• WHAT THE TASK REQUIRES: When a line of the records below contains the string "docs", copy that whole line.

Collected data entries
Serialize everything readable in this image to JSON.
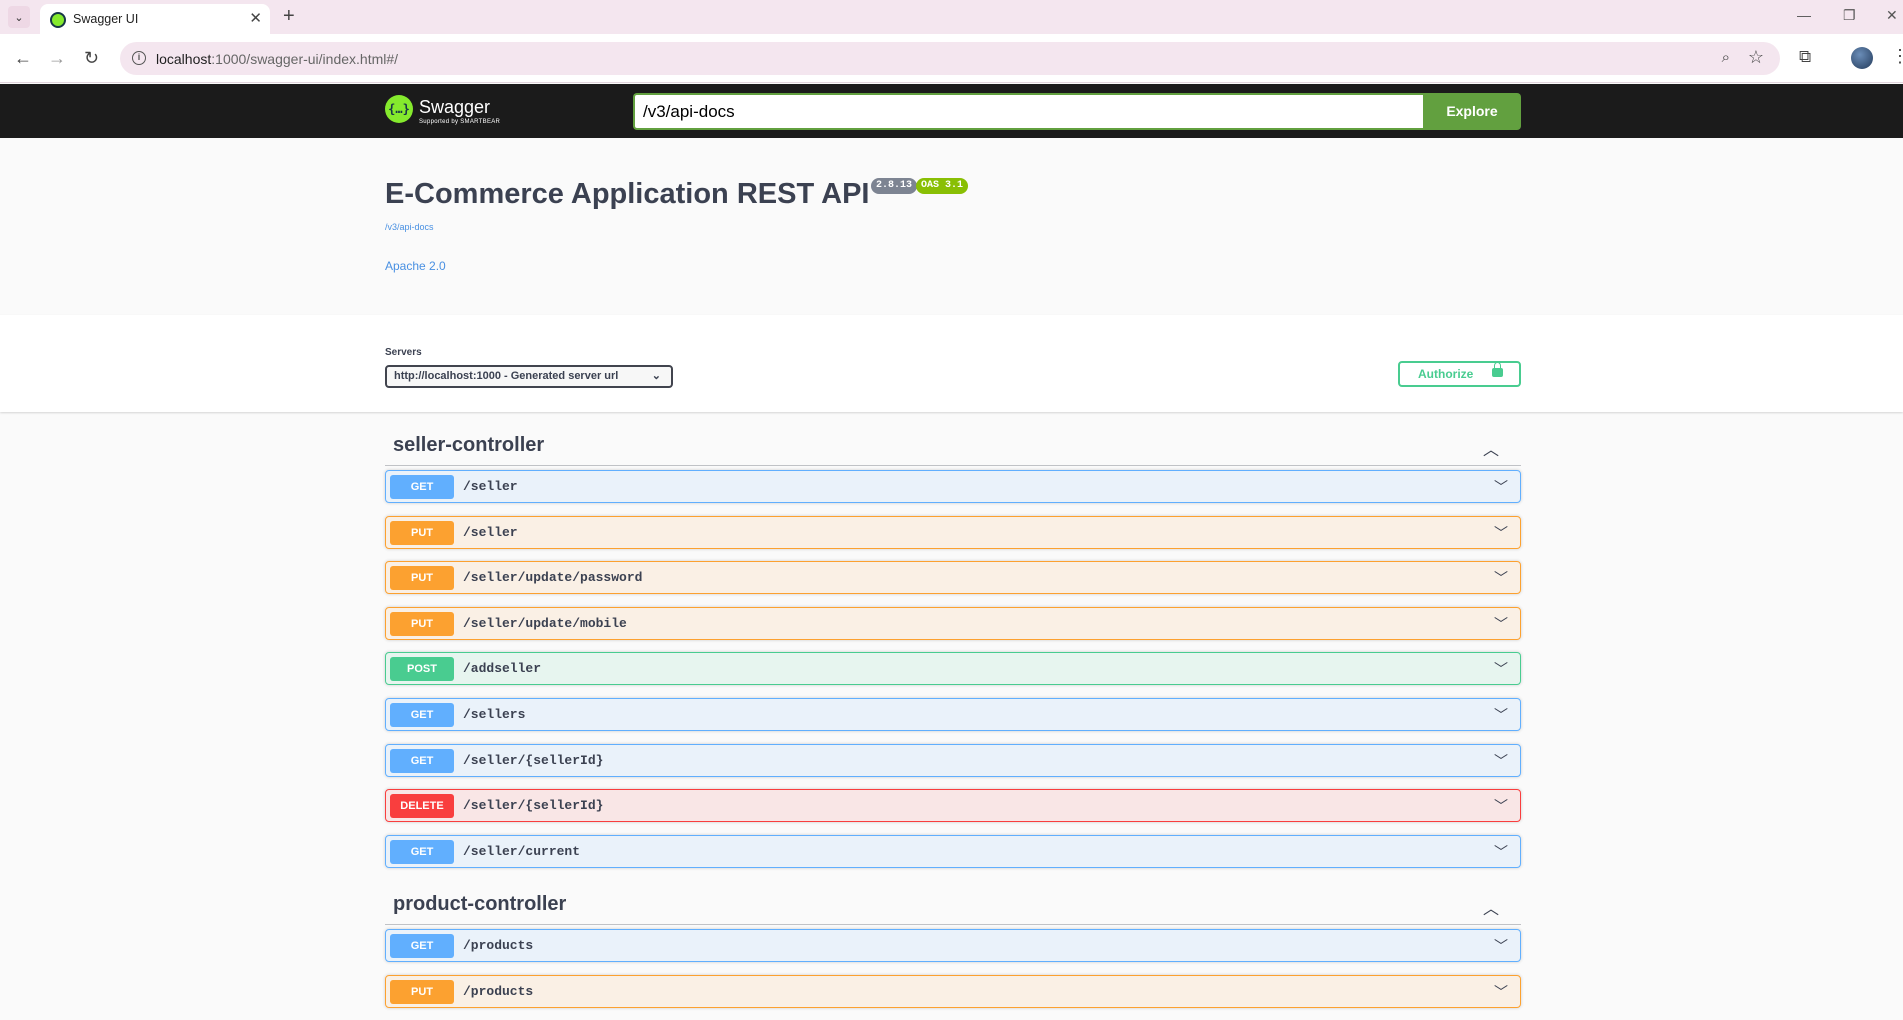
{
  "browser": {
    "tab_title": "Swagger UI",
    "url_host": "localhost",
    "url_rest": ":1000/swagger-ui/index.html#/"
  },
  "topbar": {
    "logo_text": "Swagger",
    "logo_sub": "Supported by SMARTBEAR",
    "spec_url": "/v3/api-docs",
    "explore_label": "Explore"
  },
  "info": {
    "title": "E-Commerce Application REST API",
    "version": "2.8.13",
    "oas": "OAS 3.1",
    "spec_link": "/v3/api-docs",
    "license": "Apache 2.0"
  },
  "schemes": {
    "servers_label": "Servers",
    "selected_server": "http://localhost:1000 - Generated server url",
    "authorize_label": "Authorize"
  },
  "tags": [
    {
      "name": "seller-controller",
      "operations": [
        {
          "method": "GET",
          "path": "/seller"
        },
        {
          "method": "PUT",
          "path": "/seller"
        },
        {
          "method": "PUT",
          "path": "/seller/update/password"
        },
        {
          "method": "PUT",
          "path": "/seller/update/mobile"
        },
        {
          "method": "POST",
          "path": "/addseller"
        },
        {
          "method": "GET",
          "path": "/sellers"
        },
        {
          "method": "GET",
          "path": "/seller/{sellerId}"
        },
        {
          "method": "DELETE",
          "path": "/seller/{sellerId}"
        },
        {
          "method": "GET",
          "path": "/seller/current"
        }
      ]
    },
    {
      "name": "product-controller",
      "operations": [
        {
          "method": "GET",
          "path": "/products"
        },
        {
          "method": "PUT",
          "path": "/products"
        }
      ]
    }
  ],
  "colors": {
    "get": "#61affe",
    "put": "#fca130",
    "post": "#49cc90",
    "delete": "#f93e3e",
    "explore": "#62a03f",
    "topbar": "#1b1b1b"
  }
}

• YOUR RESPONSE:
    "spec_url": "/v3/api-docs",
    "spec_link": "/v3/api-docs",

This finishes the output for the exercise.